▶ [Task statement]: All of the lines below should be output exactly as shown.

▶ [Data supplied]:
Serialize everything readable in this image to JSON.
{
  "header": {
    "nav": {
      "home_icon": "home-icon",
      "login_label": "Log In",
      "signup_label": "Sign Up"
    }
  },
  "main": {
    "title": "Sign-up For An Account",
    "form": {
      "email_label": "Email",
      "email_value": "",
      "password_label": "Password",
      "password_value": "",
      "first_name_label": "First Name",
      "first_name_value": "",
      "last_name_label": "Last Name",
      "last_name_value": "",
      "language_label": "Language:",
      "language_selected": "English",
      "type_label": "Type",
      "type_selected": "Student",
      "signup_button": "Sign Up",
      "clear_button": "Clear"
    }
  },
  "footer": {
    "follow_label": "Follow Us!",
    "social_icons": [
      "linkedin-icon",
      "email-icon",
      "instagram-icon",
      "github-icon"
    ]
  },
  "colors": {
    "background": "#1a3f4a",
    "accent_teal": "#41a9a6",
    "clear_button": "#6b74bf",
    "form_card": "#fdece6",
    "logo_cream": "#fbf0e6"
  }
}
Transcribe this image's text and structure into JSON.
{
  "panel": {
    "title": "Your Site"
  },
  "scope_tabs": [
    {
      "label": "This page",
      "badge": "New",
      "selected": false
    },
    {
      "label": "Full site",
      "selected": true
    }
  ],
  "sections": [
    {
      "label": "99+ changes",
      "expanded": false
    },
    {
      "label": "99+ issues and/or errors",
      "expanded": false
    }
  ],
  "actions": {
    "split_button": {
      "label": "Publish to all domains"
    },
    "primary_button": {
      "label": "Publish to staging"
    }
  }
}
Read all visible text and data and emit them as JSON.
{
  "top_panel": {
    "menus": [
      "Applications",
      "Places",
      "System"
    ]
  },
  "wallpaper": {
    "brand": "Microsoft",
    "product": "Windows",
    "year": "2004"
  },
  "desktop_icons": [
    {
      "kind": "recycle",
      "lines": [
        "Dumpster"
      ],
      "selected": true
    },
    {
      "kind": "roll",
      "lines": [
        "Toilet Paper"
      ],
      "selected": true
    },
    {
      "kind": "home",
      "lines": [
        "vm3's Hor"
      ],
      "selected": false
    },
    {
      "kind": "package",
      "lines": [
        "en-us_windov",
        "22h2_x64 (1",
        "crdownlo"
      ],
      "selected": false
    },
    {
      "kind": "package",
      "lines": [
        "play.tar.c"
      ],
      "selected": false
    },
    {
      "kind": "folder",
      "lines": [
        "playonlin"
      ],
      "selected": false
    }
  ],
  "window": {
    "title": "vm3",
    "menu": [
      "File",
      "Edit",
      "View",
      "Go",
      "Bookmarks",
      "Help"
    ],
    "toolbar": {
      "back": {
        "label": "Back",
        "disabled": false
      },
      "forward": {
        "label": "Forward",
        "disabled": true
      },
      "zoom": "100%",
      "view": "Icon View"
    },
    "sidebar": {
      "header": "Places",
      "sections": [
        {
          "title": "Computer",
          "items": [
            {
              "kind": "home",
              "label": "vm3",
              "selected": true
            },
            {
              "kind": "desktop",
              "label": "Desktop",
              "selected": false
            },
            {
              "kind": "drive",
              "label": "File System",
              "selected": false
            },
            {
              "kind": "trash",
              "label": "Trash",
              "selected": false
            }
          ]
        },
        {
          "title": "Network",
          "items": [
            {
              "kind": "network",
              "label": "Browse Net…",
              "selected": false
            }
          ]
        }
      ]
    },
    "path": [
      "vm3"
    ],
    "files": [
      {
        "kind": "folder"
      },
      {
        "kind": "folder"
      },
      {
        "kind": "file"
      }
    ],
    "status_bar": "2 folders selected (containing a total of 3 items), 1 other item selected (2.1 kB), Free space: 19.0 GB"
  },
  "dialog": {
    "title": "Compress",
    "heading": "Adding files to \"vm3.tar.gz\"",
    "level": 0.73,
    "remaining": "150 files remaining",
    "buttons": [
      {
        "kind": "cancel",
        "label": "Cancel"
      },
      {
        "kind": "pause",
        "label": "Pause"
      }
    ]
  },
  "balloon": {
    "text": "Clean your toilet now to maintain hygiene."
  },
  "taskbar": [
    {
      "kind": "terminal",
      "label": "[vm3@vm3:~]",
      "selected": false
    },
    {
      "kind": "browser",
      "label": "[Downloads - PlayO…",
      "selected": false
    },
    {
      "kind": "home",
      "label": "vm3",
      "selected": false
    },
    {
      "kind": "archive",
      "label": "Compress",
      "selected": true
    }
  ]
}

▶ [Expected answer]:
Serialize everything readable in this image to JSON.
{
  "header": {
    "nav": {
      "home_icon": "home-icon",
      "login_label": "Log In",
      "signup_label": "Sign Up"
    }
  },
  "main": {
    "title": "Sign-up For An Account",
    "form": {
      "email_label": "Email",
      "email_value": "",
      "password_label": "Password",
      "password_value": "",
      "first_name_label": "First Name",
      "first_name_value": "",
      "last_name_label": "Last Name",
      "last_name_value": "",
      "language_label": "Language:",
      "language_selected": "English",
      "type_label": "Type",
      "type_selected": "Student",
      "signup_button": "Sign Up",
      "clear_button": "Clear"
    }
  },
  "footer": {
    "follow_label": "Follow Us!",
    "social_icons": [
      "linkedin-icon",
      "email-icon",
      "instagram-icon",
      "github-icon"
    ]
  },
  "colors": {
    "background": "#1a3f4a",
    "accent_teal": "#41a9a6",
    "clear_button": "#6b74bf",
    "form_card": "#fdece6",
    "logo_cream": "#fbf0e6"
  }
}
Transcribe this image's text and structure into JSON.
{
  "panel": {
    "title": "Your Site"
  },
  "scope_tabs": [
    {
      "label": "This page",
      "badge": "New",
      "selected": false
    },
    {
      "label": "Full site",
      "selected": true
    }
  ],
  "sections": [
    {
      "label": "99+ changes",
      "expanded": false
    },
    {
      "label": "99+ issues and/or errors",
      "expanded": false
    }
  ],
  "actions": {
    "split_button": {
      "label": "Publish to all domains"
    },
    "primary_button": {
      "label": "Publish to staging"
    }
  }
}
Read all visible text and data and emit them as JSON.
{
  "top_panel": {
    "menus": [
      "Applications",
      "Places",
      "System"
    ]
  },
  "wallpaper": {
    "brand": "Microsoft",
    "product": "Windows",
    "year": "2004"
  },
  "desktop_icons": [
    {
      "kind": "recycle",
      "lines": [
        "Dumpster"
      ],
      "selected": true
    },
    {
      "kind": "roll",
      "lines": [
        "Toilet Paper"
      ],
      "selected": true
    },
    {
      "kind": "home",
      "lines": [
        "vm3's Hor"
      ],
      "selected": false
    },
    {
      "kind": "package",
      "lines": [
        "en-us_windov",
        "22h2_x64 (1",
        "crdownlo"
      ],
      "selected": false
    },
    {
      "kind": "package",
      "lines": [
        "play.tar.c"
      ],
      "selected": false
    },
    {
      "kind": "folder",
      "lines": [
        "playonlin"
      ],
      "selected": false
    }
  ],
  "window": {
    "title": "vm3",
    "menu": [
      "File",
      "Edit",
      "View",
      "Go",
      "Bookmarks",
      "Help"
    ],
    "toolbar": {
      "back": {
        "label": "Back",
        "disabled": false
      },
      "forward": {
        "label": "Forward",
        "disabled": true
      },
      "zoom": "100%",
      "view": "Icon View"
    },
    "sidebar": {
      "header": "Places",
      "sections": [
        {
          "title": "Computer",
          "items": [
            {
              "kind": "home",
              "label": "vm3",
              "selected": true
            },
            {
              "kind": "desktop",
              "label": "Desktop",
              "selected": false
            },
            {
              "kind": "drive",
              "label": "File System",
              "selected": false
            },
            {
              "kind": "trash",
              "label": "Trash",
              "selected": false
            }
          ]
        },
        {
          "title": "Network",
          "items": [
            {
              "kind": "network",
              "label": "Browse Net…",
              "selected": false
            }
          ]
        }
      ]
    },
    "path": [
      "vm3"
    ],
    "files": [
      {
        "kind": "folder"
      },
      {
        "kind": "folder"
      },
      {
        "kind": "file"
      }
    ],
    "status_bar": "2 folders selected (containing a total of 3 items), 1 other item selected (2.1 kB), Free space: 19.0 GB"
  },
  "dialog": {
    "title": "Compress",
    "heading": "Adding files to \"vm3.tar.gz\"",
    "level": 0.73,
    "remaining": "150 files remaining",
    "buttons": [
      {
        "kind": "cancel",
        "label": "Cancel"
      },
      {
        "kind": "pause",
        "label": "Pause"
      }
    ]
  },
  "balloon": {
    "text": "Clean your toilet now to maintain hygiene."
  },
  "taskbar": [
    {
      "kind": "terminal",
      "label": "[vm3@vm3:~]",
      "selected": false
    },
    {
      "kind": "browser",
      "label": "[Downloads - PlayO…",
      "selected": false
    },
    {
      "kind": "home",
      "label": "vm3",
      "selected": false
    },
    {
      "kind": "archive",
      "label": "Compress",
      "selected": true
    }
  ]
}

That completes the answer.